The war in the Pacific during World War II is of strong interest to me. I've read several books on the European Front during WWII, but only a few on the Pacific Front. Behind The Forgotten Front is the first book I've read in regards to the China-Burma-India Theater of World War II. In reading about World War II from all angles of the war, it becomes clear that the entire vast world was at war.
My reasons for giving Behind The Forgotten Front 5 stars for excellent.
- The voice in the novel is Harry Flynn. He has a special girl back at home named Ruthie. The portrayal of Harry is realistic. Every part of his humanity is expressed in the story. From his thoughts and feelings, to his physical maladies. He is in essence the American GI. An All-American, saucy, independent, "no one is going to take me down" kind of guy. His special girl back at home is the source of his dreams and hopes. She is his escape during the dark days of war.
- It's been remarked by other reviewers that the language is too strong, coarse. The reality of war is that men and women are not using their best and proper language. This is not important. Food, water, dry socks, and ammunition is essential. In order to give reality to the people who took part in combat, realistic language matters.
- The environment of vegetation, animals, geography of the land, and the people who live in this area of Asia was engrossing.
- There are several battle scenes realistically depicted. They are graphic and adrenaline pumping. I believe this is one of the hardest things to write. Only a person who has been in combat understands what it is like. Hawkins captured as real as can be accomplished in a battle scene.

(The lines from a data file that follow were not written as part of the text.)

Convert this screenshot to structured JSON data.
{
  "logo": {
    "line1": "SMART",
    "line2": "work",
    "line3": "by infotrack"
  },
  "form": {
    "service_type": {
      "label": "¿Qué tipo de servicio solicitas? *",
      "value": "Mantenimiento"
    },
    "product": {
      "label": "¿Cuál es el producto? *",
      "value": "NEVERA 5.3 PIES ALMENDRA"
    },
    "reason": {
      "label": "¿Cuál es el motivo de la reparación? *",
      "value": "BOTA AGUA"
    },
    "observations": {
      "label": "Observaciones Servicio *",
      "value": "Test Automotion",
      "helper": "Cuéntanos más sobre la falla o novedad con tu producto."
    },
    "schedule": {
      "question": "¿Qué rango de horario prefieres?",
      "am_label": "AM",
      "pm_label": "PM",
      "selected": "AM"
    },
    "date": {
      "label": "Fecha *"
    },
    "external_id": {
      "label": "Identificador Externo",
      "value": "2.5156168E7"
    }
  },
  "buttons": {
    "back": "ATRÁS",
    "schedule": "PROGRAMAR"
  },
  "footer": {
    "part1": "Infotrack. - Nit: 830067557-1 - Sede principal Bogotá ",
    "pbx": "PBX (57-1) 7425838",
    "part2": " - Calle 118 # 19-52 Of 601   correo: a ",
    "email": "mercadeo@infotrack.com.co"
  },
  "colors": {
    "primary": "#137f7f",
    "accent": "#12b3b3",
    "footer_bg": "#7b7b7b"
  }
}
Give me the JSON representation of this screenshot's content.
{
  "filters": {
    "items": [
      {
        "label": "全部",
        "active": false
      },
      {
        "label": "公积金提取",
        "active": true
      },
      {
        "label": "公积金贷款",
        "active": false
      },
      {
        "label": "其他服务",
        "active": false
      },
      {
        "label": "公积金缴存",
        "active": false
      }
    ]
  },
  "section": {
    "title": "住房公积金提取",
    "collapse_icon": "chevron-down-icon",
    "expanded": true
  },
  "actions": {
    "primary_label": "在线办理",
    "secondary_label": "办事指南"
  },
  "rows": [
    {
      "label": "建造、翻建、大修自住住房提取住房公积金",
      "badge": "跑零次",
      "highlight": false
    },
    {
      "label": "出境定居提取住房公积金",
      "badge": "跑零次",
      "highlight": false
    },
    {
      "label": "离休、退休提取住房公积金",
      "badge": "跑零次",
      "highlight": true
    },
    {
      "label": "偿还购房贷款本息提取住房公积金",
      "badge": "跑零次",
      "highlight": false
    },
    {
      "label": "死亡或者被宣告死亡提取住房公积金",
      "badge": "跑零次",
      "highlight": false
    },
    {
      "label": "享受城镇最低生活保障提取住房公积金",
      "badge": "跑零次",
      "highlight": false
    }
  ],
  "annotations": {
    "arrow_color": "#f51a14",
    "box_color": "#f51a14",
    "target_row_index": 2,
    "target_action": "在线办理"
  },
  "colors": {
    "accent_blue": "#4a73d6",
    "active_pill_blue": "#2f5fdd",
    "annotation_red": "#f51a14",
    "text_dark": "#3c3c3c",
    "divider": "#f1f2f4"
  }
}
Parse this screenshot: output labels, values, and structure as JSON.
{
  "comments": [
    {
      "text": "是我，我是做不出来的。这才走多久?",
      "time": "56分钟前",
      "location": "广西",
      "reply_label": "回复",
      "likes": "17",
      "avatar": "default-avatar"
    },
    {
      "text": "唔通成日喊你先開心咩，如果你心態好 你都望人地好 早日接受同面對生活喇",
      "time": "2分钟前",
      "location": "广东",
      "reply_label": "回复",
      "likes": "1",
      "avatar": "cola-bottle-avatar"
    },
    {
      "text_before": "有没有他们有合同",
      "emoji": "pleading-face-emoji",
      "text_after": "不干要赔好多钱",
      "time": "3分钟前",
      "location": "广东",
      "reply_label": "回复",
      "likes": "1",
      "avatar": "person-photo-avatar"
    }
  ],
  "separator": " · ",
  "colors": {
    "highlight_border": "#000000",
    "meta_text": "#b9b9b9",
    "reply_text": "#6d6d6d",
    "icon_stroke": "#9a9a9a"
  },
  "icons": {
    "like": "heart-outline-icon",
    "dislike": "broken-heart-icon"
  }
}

- Lastly, Hawkins towards the end of the story begins to sort through the affects of war on the men. What kind of civilian men will they be like? Will their families recognize them? These are questions all men and women wrestle with after they come home from war.
Author page @ Amazon
Barbara Hawkins started writing a pseudo-memoir about her time spent in Guatemala during the 1970’s-1980’s civil war. It was too close to her heart, so she had to switch to something she wanted to tell a story about but also had a worthwhile message. Her father had always wanted to write a book about the time he’d spent in World War II but died before he could reach that goal. So she thought she’d give it a try.
She knew he was stationed in Sri Lanka, but she didn't find much to write about there. So she gravitated to what she knew best, engineering and jungles. The story of the Afro-American construction regiment building Stilwell’s Road grabbed her attention and who could not be mesmerized by American’s first guerrilla supported units: Merrill’s Marauders and the Mars Task Force? Half-way through the book her sister found her dad’s diary from the War. He was actually in the Mars Task Force. The scene with Lt. Jack Knight was taken from his diary and the ending was from a conversation she had with her dad just before he died. Having given a promise to keep his WWII missions a secret for fifty years, it was the only time her father spoke of the War.
Ms. Hawkins holds BS degrees from the University of Minnesota where she studied Botany and Mathematics. She taught mathematics and science in High School until she realized she hated being a disciplinarian. From there she traveled to jungles in Latin America collecting plant specimens for several universities. She also has a MS in Civil Engineering. For the last twenty-five-years she has worked as a professional engineer. Her hobbies vary from cooking and yoga to bicycling and adventure travel.
For more information visit Barbara Hawkins’ website.